Keeping it green
The Volkswagen Group has targeted a 25% reduction in CO2 levels by 2018, compared to 2010 figures; in response, Skoda has made many changes to its logistics. For intra-plant activity, the OEM is now using a pilot truck that uses compressed natural gas (CNG), and it is running two CNG trucks within the plant. Cee says that it is a green as well as cost priority that Skoda maximises truck loading; the utilisation rate on direct routes is currently at 90.3%. The company has further increased its use of returnable packaging.
Rail is used where possible instead of road, and Skoda has joined other group brands, like Audi, in using a ‘green’ train that runs on electricity.
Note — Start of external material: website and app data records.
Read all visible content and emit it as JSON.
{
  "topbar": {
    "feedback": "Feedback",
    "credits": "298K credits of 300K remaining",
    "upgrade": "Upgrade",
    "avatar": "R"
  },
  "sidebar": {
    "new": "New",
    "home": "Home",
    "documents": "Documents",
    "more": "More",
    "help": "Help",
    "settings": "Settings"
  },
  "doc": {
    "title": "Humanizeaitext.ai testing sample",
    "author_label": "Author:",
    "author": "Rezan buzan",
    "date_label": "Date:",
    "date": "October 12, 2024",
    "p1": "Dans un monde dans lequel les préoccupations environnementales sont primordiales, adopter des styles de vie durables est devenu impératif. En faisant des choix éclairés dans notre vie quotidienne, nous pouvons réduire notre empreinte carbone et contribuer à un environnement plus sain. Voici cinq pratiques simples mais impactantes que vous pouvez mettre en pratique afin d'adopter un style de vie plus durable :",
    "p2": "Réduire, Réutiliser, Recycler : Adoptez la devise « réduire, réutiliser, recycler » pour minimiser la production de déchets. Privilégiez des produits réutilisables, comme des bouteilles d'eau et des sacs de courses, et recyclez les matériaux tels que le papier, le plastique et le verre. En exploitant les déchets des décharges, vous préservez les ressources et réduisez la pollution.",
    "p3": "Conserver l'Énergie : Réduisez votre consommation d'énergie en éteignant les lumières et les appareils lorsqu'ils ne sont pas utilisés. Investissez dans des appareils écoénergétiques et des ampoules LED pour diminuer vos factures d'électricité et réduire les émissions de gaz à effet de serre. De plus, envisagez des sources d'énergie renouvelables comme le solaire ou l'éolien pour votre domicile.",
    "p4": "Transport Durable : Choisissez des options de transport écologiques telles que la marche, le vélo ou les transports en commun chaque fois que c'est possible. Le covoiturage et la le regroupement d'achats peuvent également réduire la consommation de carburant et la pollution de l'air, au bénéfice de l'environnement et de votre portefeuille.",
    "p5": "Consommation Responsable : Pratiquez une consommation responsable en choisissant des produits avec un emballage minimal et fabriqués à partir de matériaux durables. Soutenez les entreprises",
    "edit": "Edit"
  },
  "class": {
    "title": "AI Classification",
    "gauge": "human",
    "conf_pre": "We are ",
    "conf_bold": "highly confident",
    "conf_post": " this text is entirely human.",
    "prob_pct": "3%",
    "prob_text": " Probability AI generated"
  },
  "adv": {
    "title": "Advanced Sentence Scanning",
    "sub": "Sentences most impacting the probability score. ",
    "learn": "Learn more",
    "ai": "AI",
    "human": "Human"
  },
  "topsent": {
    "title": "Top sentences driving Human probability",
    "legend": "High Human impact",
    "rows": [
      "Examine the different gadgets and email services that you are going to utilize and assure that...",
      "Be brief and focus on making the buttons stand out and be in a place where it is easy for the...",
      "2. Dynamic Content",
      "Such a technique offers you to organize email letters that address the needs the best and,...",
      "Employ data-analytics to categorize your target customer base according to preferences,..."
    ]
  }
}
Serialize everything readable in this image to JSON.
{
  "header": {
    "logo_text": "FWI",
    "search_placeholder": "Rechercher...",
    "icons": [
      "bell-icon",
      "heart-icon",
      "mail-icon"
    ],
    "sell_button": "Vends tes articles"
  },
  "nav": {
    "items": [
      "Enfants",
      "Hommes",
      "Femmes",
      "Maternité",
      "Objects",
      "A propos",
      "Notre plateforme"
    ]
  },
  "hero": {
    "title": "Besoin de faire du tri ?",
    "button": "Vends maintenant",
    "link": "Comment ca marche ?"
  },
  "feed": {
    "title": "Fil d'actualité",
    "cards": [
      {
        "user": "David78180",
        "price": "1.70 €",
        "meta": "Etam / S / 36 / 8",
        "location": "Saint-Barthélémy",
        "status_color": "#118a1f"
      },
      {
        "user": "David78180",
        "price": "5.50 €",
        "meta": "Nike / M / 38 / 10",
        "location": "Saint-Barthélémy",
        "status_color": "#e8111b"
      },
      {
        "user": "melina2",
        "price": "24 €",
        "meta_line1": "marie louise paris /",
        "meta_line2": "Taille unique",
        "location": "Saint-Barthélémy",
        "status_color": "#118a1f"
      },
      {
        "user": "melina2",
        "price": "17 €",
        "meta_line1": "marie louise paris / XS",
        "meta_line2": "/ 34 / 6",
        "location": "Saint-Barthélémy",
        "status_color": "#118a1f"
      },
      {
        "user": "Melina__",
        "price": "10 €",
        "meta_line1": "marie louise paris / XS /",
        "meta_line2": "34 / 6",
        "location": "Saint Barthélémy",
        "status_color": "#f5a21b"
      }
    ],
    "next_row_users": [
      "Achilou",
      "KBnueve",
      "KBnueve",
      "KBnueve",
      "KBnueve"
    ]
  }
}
In some plants, Skoda has tried to replace paper sheets with eSheets, which have a battery life of around five years. While they’re not used in Mladá Boleslav, there are around 60 such devices in the Vrchlabí plant.
As the pressure mounts to reduce environmental impacts while lowering costs and maintaining quality, Cee wants to increase standard systems and equipment in the supply chain, both across brand plants and the wider Volkswagen Group. According to Cee, Skoda will improve its IT by moving towards global and group-wide solutions, transitioning to a unified interface in SAP, as well as pursuing new technologies.
Competition is tough and getting tougher, both in the segment for quality affordable cars in Europe, and in fast changing overseas markets critical to the company’s strategy. Jiří Cee believes that logistics has a critical role to play in keeping Skoda competitive in the game – indeed, its logistics have been recognised at a European level for their innovation (see box below). He is confident this will help the brand win further in the next phase of its globalisation. While much of Skoda’s growth may well come in places like China or India, the foundation for logistics systems and standards starts right where the company began at Mladá Boleslav.